Nolan Ryan says hope for baseball teams in the recession

Nolan Ryan says hope for baseball teams in the recession

This wasn’t his Hall of Fame induction ceremony but nevertheless Nolan Ryan entered the banquet room at the InterContinental Dallas hotel on Thursday morning to loud applause.

Ryan took the stage after the lunch session and answered questions ranging from his baseball-playing days to his recent involvement in the purchase of the Texas Rangers. He also spoke about how the down economy was affecting the way owners run their baseball teams.

Every team is run differently, but it’s possible to make a profit in the current market, he said.

“If (the teams) are run properly and they’re competitive on the field, then they can be profitable,” Ryan said.

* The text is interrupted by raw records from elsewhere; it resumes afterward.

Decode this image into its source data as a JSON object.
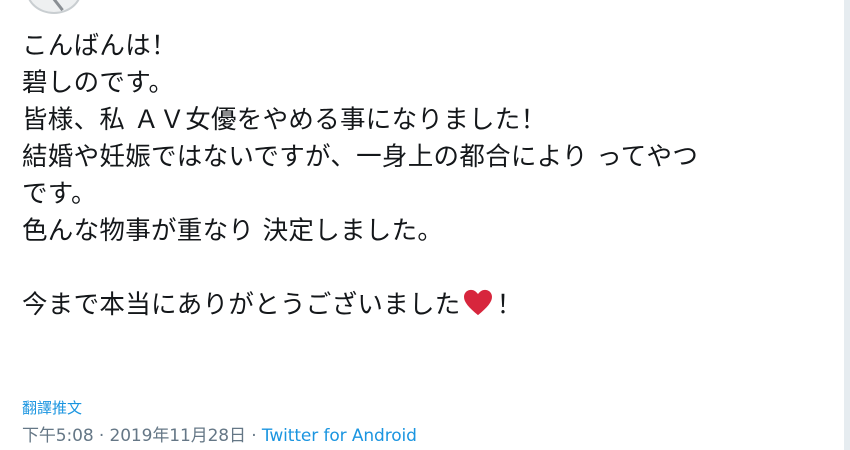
{
  "tweet": {
    "lines": [
      "こんばんは！",
      "碧しのです。",
      "皆様、私 ＡＶ女優をやめる事になりました！",
      "結婚や妊娠ではないですが、一身上の都合により ってやつ",
      "です。",
      "色んな物事が重なり 決定しました。",
      "",
      "今まで本当にありがとうございました"
    ],
    "closing_suffix": "！",
    "heart_icon": "red-heart-icon",
    "heart_color": "#d7263d"
  },
  "translate": {
    "label": "翻譯推文"
  },
  "meta": {
    "time": "下午5:08",
    "separator1": " · ",
    "date": "2019年11月28日",
    "separator2": " · ",
    "source": "Twitter for Android"
  },
  "colors": {
    "text": "#14171a",
    "link": "#1b95e0",
    "meta": "#657786"
  }
}
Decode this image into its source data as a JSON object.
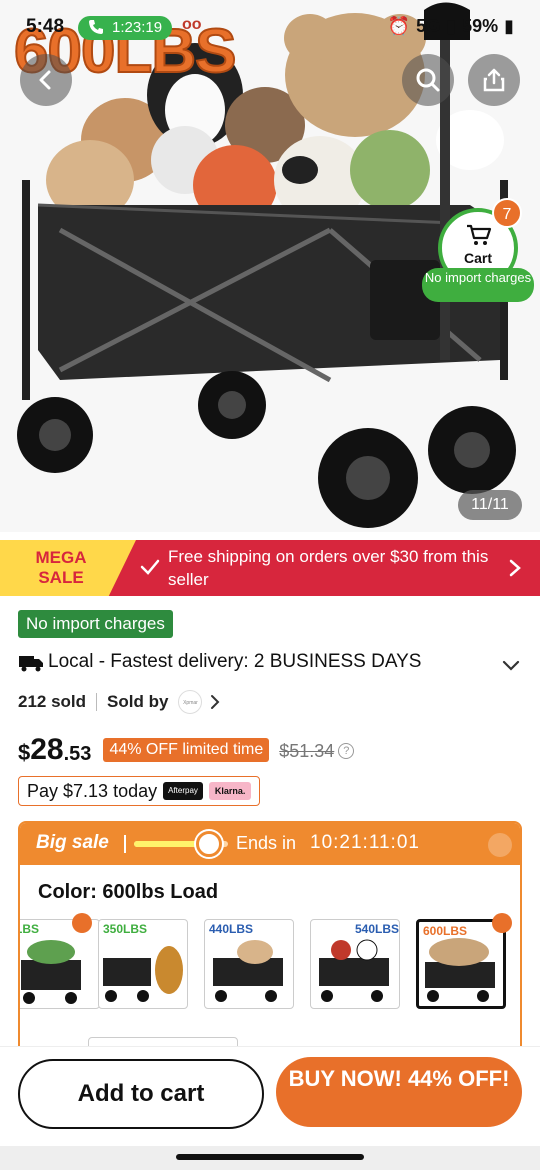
{
  "status_bar": {
    "time": "5:48",
    "call_duration": "1:23:19",
    "network": "5G",
    "battery": "59%"
  },
  "hero": {
    "brand_text": "600LBS",
    "image_counter": "11/11",
    "cart_label": "Cart",
    "cart_count": "7",
    "cart_no_import": "No import charges"
  },
  "mega_sale": {
    "badge": "MEGA SALE",
    "message": "Free shipping on orders over $30 from this seller"
  },
  "product": {
    "no_import_label": "No import charges",
    "delivery_text": "Local - Fastest delivery: 2 BUSINESS DAYS",
    "sold_count": "212 sold",
    "sold_by_label": "Sold by",
    "seller_logo_text": "Xpmar",
    "price_currency": "$",
    "price_whole": "28",
    "price_cents": ".53",
    "discount_badge": "44% OFF limited time",
    "original_price": "$51.34",
    "pay_today": "Pay $7.13 today",
    "afterpay_label": "Afterpay",
    "klarna_label": "Klarna."
  },
  "sale_card": {
    "title": "Big sale",
    "ends_label": "Ends in",
    "countdown": "10:21:11:01",
    "progress": 0.7,
    "color_label": "Color: 600lbs Load",
    "options": [
      {
        "label": "LBS"
      },
      {
        "label": "350LBS"
      },
      {
        "label": "440LBS"
      },
      {
        "label": "540LBS"
      },
      {
        "label": "600LBS"
      }
    ]
  },
  "actions": {
    "add_to_cart": "Add to cart",
    "buy_now": "BUY NOW! 44% OFF!"
  },
  "colors": {
    "accent_orange": "#e8702a",
    "sale_red": "#d7263d",
    "green": "#2e8b3e"
  }
}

He said he didn’t know if the recession forced some owners to sell their teams, but said there are many different motives beside the economy that drive the sale of teams.

Ryan said the Rangers have not been without their share of financial restrictions. One of the most recent restrictions on the Rangers came after the 2009 Major League Draft when the team failed to sign left-handed pitcher Matt Purke out of high school because of the team’s finances.

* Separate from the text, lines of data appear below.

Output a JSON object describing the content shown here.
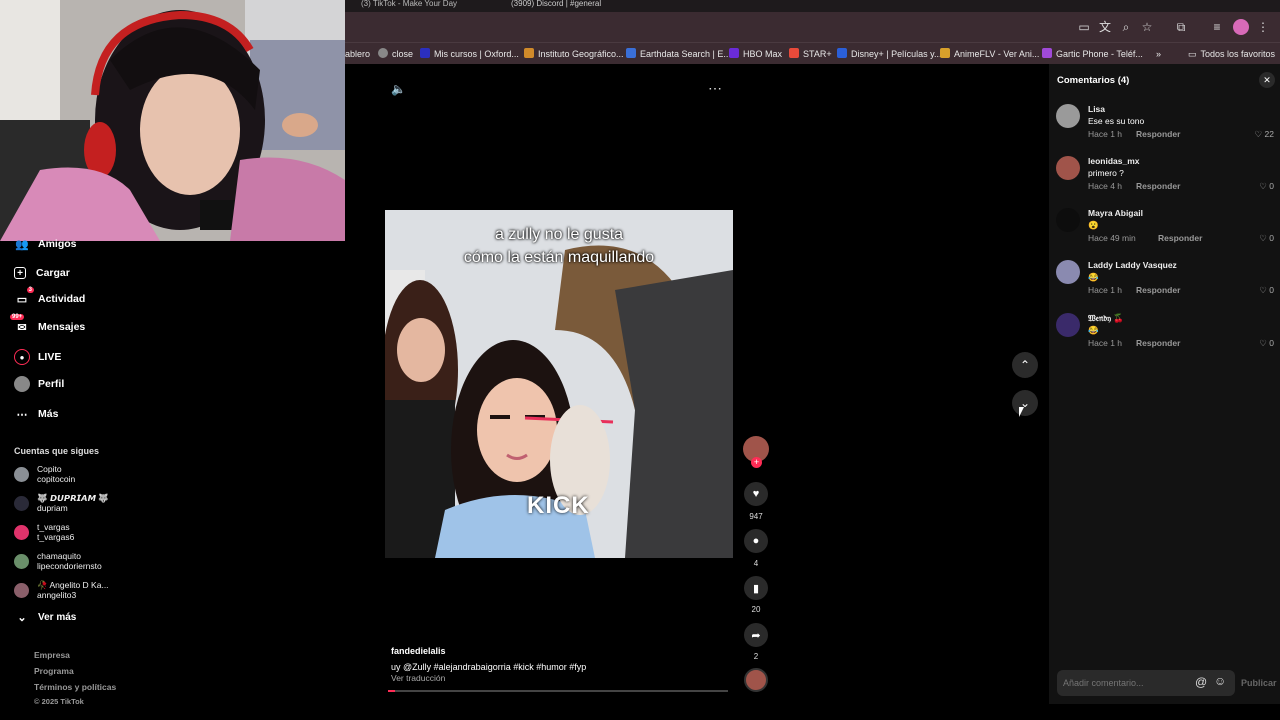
{
  "browser": {
    "tabs": [
      "(3) TikTok - Make Your Day",
      "(3909) Discord | #general"
    ],
    "bookmarks": [
      {
        "label": "ablero",
        "color": "#3b2b31"
      },
      {
        "label": "close",
        "color": "#888888"
      },
      {
        "label": "Mis cursos | Oxford...",
        "color": "#2b2fbf"
      },
      {
        "label": "Instituto Geográfico...",
        "color": "#d08a2a"
      },
      {
        "label": "Earthdata Search | E...",
        "color": "#3a6fd8"
      },
      {
        "label": "HBO Max",
        "color": "#6a2bd8"
      },
      {
        "label": "STAR+",
        "color": "#e84a3a"
      },
      {
        "label": "Disney+ | Películas y...",
        "color": "#2b5fd8"
      },
      {
        "label": "AnimeFLV - Ver Ani...",
        "color": "#d8a02b"
      },
      {
        "label": "Gartic Phone - Teléf...",
        "color": "#a04ad8"
      }
    ],
    "all_bookmarks": "Todos los favoritos",
    "more_bookmarks": "»"
  },
  "sidebar": {
    "nav": [
      {
        "label": "Amigos",
        "icon": "friends-icon"
      },
      {
        "label": "Cargar",
        "icon": "upload-icon"
      },
      {
        "label": "Actividad",
        "icon": "activity-icon",
        "badge": "3"
      },
      {
        "label": "Mensajes",
        "icon": "messages-icon",
        "badge": "99+"
      },
      {
        "label": "LIVE",
        "icon": "live-icon"
      },
      {
        "label": "Perfil",
        "icon": "profile-icon"
      },
      {
        "label": "Más",
        "icon": "more-icon"
      }
    ],
    "following_title": "Cuentas que sigues",
    "following": [
      {
        "name": "Copito",
        "handle": "copitocoin",
        "color": "#8a8f95"
      },
      {
        "name": "🐺 𝘿𝙐𝙋𝙍𝙄𝘼𝙈 🐺",
        "handle": "dupriam",
        "color": "#2a2a38"
      },
      {
        "name": "t_vargas",
        "handle": "t_vargas6",
        "color": "#e0336b"
      },
      {
        "name": "chamaquito",
        "handle": "lipecondoriernsto",
        "color": "#6a8f6a"
      },
      {
        "name": "🥀 Angelito D Ka...",
        "handle": "anngelito3",
        "color": "#8a5f6a"
      }
    ],
    "see_more": "Ver más",
    "footer": [
      "Empresa",
      "Programa",
      "Términos y políticas",
      "© 2025 TikTok"
    ]
  },
  "video": {
    "caption_line1": "a zully no le gusta",
    "caption_line2": "cómo la están maquillando",
    "watermark": "KICK",
    "author": "fandedielalis",
    "description": "uy @Zully  #alejandrabaigorria  #kick  #humor  #fyp",
    "translate": "Ver traducción",
    "likes": "947",
    "comments": "4",
    "saves": "20",
    "shares": "2"
  },
  "comments_panel": {
    "title": "Comentarios (4)",
    "input_placeholder": "Añadir comentario...",
    "publish": "Publicar",
    "reply_label": "Responder",
    "items": [
      {
        "user": "Lisa",
        "text": "Ese es su tono",
        "time": "Hace 1 h",
        "likes": "22",
        "color": "#9a9a9a"
      },
      {
        "user": "leonidas_mx",
        "text": "primero ?",
        "time": "Hace 4 h",
        "likes": "0",
        "color": "#a0544a"
      },
      {
        "user": "Mayra Abigail",
        "text": "😮",
        "time": "Hace 49 min",
        "likes": "0",
        "color": "#0d0d0d"
      },
      {
        "user": "Laddy Laddy Vasquez",
        "text": "😂",
        "time": "Hace 1 h",
        "likes": "0",
        "color": "#8a8ab0"
      },
      {
        "user": "𝔚𝔢𝔫𝔡𝔶 🍒",
        "text": "😂",
        "time": "Hace 1 h",
        "likes": "0",
        "color": "#3a2a6a"
      }
    ]
  }
}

Ryan said he looks forward to watching Purke, a freshman, while he plays at TCU.

Ryan said he doesn’t think the economy will force a salary cap. The current MLB salary rules actually help teams that don’t have as high of payrolls, he said. According to MLB rules, teams that exceed payroll limitations for a particular season must pay a penalty that is then divided up among the teams who finish in the bottom five of TV ratings.

Elanie Cole, public relations manager for the Neeley School of Business, said Ryan’s presence helped set a new attendance record for events hosted by the TCU Business Network of Dallas. She said 315 people showed up at the Intercontinental Dallas to listen to Ryan speak.

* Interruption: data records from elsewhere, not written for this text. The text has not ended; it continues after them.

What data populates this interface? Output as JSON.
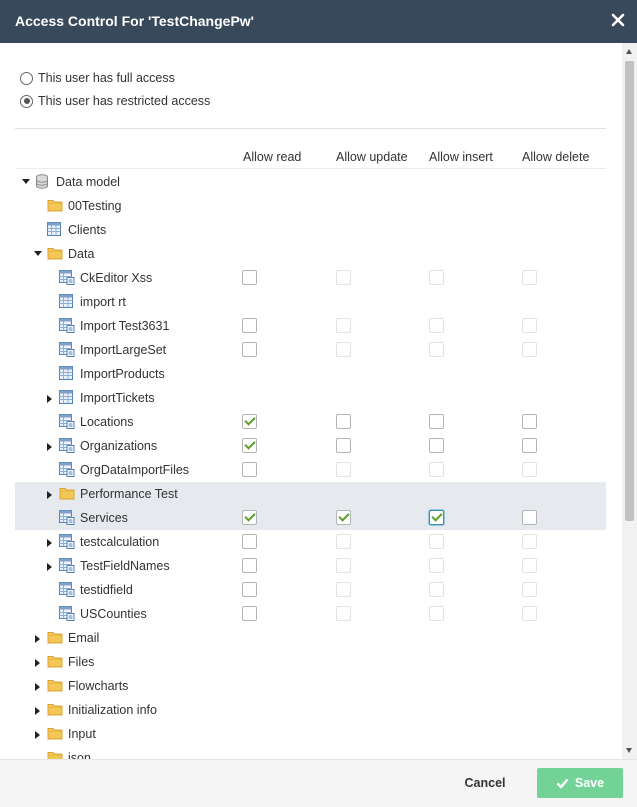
{
  "dialog": {
    "title": "Access Control For 'TestChangePw'"
  },
  "access_options": [
    {
      "label": "This user has full access",
      "selected": false
    },
    {
      "label": "This user has restricted access",
      "selected": true
    }
  ],
  "columns": [
    "Allow read",
    "Allow update",
    "Allow insert",
    "Allow delete"
  ],
  "tree": [
    {
      "label": "Data model",
      "icon": "database",
      "depth": 0,
      "toggle": "expanded",
      "perms": null
    },
    {
      "label": "00Testing",
      "icon": "folder",
      "depth": 1,
      "toggle": "none",
      "perms": null
    },
    {
      "label": "Clients",
      "icon": "table",
      "depth": 1,
      "toggle": "none",
      "perms": null
    },
    {
      "label": "Data",
      "icon": "folder",
      "depth": 1,
      "toggle": "expanded",
      "perms": null
    },
    {
      "label": "CkEditor Xss",
      "icon": "form",
      "depth": 2,
      "toggle": "none",
      "perms": [
        {
          "checked": false,
          "enabled": true
        },
        {
          "checked": false,
          "enabled": false
        },
        {
          "checked": false,
          "enabled": false
        },
        {
          "checked": false,
          "enabled": false
        }
      ]
    },
    {
      "label": "import rt",
      "icon": "table",
      "depth": 2,
      "toggle": "none",
      "perms": null
    },
    {
      "label": "Import Test3631",
      "icon": "form",
      "depth": 2,
      "toggle": "none",
      "perms": [
        {
          "checked": false,
          "enabled": true
        },
        {
          "checked": false,
          "enabled": false
        },
        {
          "checked": false,
          "enabled": false
        },
        {
          "checked": false,
          "enabled": false
        }
      ]
    },
    {
      "label": "ImportLargeSet",
      "icon": "form",
      "depth": 2,
      "toggle": "none",
      "perms": [
        {
          "checked": false,
          "enabled": true
        },
        {
          "checked": false,
          "enabled": false
        },
        {
          "checked": false,
          "enabled": false
        },
        {
          "checked": false,
          "enabled": false
        }
      ]
    },
    {
      "label": "ImportProducts",
      "icon": "table",
      "depth": 2,
      "toggle": "none",
      "perms": null
    },
    {
      "label": "ImportTickets",
      "icon": "table",
      "depth": 2,
      "toggle": "collapsed",
      "perms": null
    },
    {
      "label": "Locations",
      "icon": "form",
      "depth": 2,
      "toggle": "none",
      "perms": [
        {
          "checked": true,
          "enabled": true
        },
        {
          "checked": false,
          "enabled": true
        },
        {
          "checked": false,
          "enabled": true
        },
        {
          "checked": false,
          "enabled": true
        }
      ]
    },
    {
      "label": "Organizations",
      "icon": "form",
      "depth": 2,
      "toggle": "collapsed",
      "perms": [
        {
          "checked": true,
          "enabled": true
        },
        {
          "checked": false,
          "enabled": true
        },
        {
          "checked": false,
          "enabled": true
        },
        {
          "checked": false,
          "enabled": true
        }
      ]
    },
    {
      "label": "OrgDataImportFiles",
      "icon": "form",
      "depth": 2,
      "toggle": "none",
      "perms": [
        {
          "checked": false,
          "enabled": true
        },
        {
          "checked": false,
          "enabled": false
        },
        {
          "checked": false,
          "enabled": false
        },
        {
          "checked": false,
          "enabled": false
        }
      ]
    },
    {
      "label": "Performance Test",
      "icon": "folder",
      "depth": 2,
      "toggle": "collapsed",
      "perms": null,
      "highlight": true
    },
    {
      "label": "Services",
      "icon": "form",
      "depth": 2,
      "toggle": "none",
      "perms": [
        {
          "checked": true,
          "enabled": true
        },
        {
          "checked": true,
          "enabled": true
        },
        {
          "checked": true,
          "enabled": true,
          "focused": true
        },
        {
          "checked": false,
          "enabled": true
        }
      ],
      "highlight": true
    },
    {
      "label": "testcalculation",
      "icon": "form",
      "depth": 2,
      "toggle": "collapsed",
      "perms": [
        {
          "checked": false,
          "enabled": true
        },
        {
          "checked": false,
          "enabled": false
        },
        {
          "checked": false,
          "enabled": false
        },
        {
          "checked": false,
          "enabled": false
        }
      ]
    },
    {
      "label": "TestFieldNames",
      "icon": "form",
      "depth": 2,
      "toggle": "collapsed",
      "perms": [
        {
          "checked": false,
          "enabled": true
        },
        {
          "checked": false,
          "enabled": false
        },
        {
          "checked": false,
          "enabled": false
        },
        {
          "checked": false,
          "enabled": false
        }
      ]
    },
    {
      "label": "testidfield",
      "icon": "form",
      "depth": 2,
      "toggle": "none",
      "perms": [
        {
          "checked": false,
          "enabled": true
        },
        {
          "checked": false,
          "enabled": false
        },
        {
          "checked": false,
          "enabled": false
        },
        {
          "checked": false,
          "enabled": false
        }
      ]
    },
    {
      "label": "USCounties",
      "icon": "form",
      "depth": 2,
      "toggle": "none",
      "perms": [
        {
          "checked": false,
          "enabled": true
        },
        {
          "checked": false,
          "enabled": false
        },
        {
          "checked": false,
          "enabled": false
        },
        {
          "checked": false,
          "enabled": false
        }
      ]
    },
    {
      "label": "Email",
      "icon": "folder",
      "depth": 1,
      "toggle": "collapsed",
      "perms": null
    },
    {
      "label": "Files",
      "icon": "folder",
      "depth": 1,
      "toggle": "collapsed",
      "perms": null
    },
    {
      "label": "Flowcharts",
      "icon": "folder",
      "depth": 1,
      "toggle": "collapsed",
      "perms": null
    },
    {
      "label": "Initialization info",
      "icon": "folder",
      "depth": 1,
      "toggle": "collapsed",
      "perms": null
    },
    {
      "label": "Input",
      "icon": "folder",
      "depth": 1,
      "toggle": "collapsed",
      "perms": null
    },
    {
      "label": "json",
      "icon": "folder",
      "depth": 1,
      "toggle": "none",
      "perms": null
    }
  ],
  "footer": {
    "cancel_label": "Cancel",
    "save_label": "Save"
  },
  "colors": {
    "header_bg": "#37495a",
    "save_bg": "#73d397",
    "check_green": "#5aa02c",
    "folder_yellow": "#f3c754",
    "highlight_row": "#e6e9ee"
  }
}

O. Homer Erekson, dean of the Neeley School of Business, said he was impressed with the turnout.

“TCU has networks all over the place, but really Dallas is one of the best places,” Erekson said. “The turnout for this shows it was real.”

Erekson said that people enjoyed hearing Ryan’s stories about baseball and that he brought a unique perspective on the business side of the sport.

“If you listened behind (his speech) he really talked about the business of baseball (and) the kinds of…decisions he has to make as an owner,” Erekson said. “(Ryan talked) about the different challenges people face in the industry.”

Bob Lilly Jr., 1986 graduate and son of TCU alumnus and pro-football Hall of Fame player Bob Lilly, said he was happy that Ryan was able to give a speech and talk about his experiences.

“He’s incredible, just a class act,” Lilly said. “(I’m) grateful for his affiliation with TCU and excited about what he’s going to do with the Rangers.”

Ryan said he thinks the Rangers are ready to compete but changes could be made in the near future to improve the ball park.

“I think we’ll spend this year trying to decide what we might need to do as far the stadium is concerned to help improve the fan experience,” Ryan said. “I feel like we’re headed in the right direction with the ball club, and we plan on staying on course.”